==== Data for review ====

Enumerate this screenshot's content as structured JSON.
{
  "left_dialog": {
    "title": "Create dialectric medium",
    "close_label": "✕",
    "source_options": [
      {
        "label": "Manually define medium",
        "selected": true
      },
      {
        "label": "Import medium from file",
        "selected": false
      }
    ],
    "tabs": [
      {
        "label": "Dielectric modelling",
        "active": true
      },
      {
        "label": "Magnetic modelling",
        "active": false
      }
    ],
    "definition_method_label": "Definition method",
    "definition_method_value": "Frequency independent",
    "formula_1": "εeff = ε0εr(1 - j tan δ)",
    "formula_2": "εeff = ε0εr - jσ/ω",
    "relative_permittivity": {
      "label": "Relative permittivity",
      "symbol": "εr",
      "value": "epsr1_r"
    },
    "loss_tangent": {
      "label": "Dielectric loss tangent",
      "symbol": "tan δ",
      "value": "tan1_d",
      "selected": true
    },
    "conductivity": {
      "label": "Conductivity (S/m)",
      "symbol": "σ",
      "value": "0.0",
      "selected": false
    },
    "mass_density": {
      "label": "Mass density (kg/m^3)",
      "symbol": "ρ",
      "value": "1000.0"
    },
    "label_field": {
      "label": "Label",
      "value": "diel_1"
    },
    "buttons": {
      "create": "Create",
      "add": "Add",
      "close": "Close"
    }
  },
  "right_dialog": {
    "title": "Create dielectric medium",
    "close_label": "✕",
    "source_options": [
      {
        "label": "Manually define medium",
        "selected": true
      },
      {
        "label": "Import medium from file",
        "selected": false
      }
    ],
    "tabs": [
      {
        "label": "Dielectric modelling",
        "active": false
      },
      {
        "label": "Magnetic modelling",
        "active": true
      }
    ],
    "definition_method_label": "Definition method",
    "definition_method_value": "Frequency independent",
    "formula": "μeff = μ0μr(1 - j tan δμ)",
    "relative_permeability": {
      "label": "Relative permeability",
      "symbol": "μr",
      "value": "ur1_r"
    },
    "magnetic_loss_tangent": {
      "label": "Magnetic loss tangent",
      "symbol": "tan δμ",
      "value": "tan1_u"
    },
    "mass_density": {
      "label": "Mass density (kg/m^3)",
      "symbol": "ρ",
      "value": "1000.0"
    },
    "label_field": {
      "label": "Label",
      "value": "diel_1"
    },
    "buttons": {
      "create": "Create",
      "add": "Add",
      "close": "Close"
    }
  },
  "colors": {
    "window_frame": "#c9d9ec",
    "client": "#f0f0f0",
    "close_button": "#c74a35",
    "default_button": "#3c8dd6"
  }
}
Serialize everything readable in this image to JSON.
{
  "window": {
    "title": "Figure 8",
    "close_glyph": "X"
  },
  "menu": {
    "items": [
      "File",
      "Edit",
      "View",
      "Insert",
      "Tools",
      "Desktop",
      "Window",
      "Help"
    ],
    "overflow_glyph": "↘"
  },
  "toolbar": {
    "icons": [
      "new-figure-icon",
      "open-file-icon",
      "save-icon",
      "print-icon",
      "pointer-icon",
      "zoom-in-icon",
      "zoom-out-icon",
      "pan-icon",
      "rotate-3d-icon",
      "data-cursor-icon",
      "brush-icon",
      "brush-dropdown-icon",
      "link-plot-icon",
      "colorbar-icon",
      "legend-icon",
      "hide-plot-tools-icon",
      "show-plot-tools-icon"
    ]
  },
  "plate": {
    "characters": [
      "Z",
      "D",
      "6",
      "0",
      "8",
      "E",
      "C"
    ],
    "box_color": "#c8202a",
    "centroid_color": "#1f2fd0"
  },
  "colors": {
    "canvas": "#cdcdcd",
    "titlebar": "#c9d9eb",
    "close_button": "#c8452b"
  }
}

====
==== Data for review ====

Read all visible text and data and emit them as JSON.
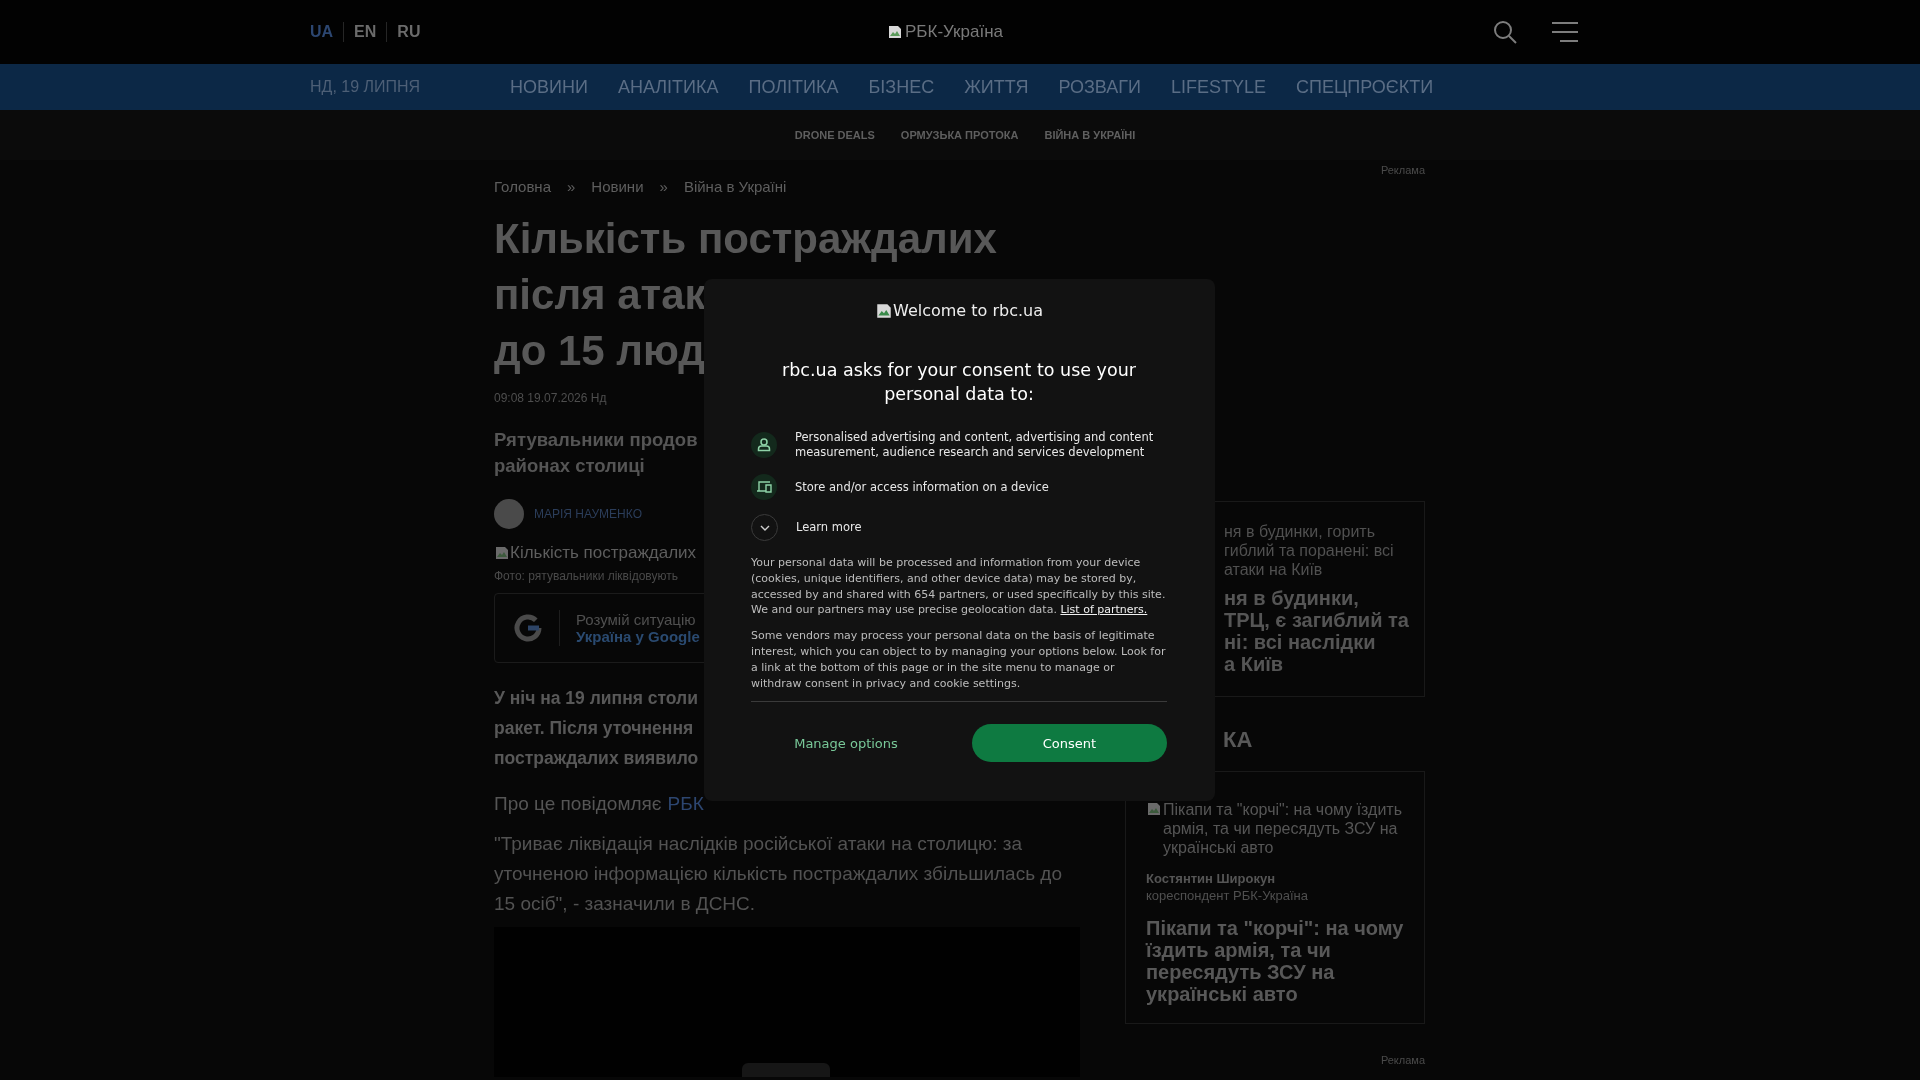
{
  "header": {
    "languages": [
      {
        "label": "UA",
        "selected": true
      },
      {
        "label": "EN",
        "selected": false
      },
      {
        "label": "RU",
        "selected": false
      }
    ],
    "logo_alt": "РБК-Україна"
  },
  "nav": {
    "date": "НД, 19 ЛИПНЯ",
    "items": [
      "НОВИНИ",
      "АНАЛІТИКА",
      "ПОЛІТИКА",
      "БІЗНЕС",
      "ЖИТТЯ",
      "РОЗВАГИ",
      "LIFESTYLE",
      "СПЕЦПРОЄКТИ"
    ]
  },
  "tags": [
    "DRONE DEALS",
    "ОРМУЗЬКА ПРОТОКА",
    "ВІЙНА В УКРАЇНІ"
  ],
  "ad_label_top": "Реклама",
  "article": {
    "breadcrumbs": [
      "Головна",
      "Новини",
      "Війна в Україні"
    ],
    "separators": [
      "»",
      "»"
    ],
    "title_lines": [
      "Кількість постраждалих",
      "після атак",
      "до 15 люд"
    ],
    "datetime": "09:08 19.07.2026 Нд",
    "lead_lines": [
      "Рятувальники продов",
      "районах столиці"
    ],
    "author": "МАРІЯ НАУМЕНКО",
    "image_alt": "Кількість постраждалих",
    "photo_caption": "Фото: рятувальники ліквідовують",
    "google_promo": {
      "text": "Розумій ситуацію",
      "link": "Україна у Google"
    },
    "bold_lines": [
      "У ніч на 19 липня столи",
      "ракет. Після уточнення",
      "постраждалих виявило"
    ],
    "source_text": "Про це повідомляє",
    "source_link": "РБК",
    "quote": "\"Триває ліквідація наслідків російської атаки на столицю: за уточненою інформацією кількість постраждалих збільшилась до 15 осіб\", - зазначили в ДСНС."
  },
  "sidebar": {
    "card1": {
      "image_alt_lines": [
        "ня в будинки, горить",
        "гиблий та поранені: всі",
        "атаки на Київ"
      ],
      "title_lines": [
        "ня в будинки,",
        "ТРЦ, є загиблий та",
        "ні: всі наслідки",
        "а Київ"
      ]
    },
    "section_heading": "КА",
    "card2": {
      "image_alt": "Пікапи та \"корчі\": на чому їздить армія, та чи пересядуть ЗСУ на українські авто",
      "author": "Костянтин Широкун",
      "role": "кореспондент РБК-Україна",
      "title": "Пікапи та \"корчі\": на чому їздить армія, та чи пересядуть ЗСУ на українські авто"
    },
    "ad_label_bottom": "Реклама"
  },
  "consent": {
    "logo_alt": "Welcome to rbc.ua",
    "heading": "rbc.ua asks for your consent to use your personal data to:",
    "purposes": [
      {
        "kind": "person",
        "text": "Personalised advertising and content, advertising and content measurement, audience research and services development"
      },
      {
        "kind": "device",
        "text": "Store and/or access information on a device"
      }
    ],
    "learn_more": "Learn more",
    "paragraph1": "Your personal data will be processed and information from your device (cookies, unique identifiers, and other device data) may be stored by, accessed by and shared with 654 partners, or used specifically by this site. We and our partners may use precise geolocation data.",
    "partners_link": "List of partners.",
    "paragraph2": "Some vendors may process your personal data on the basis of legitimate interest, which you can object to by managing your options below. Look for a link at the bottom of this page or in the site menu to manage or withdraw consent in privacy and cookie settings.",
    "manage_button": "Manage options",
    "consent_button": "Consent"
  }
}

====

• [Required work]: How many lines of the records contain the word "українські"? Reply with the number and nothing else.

• [Reply]: 2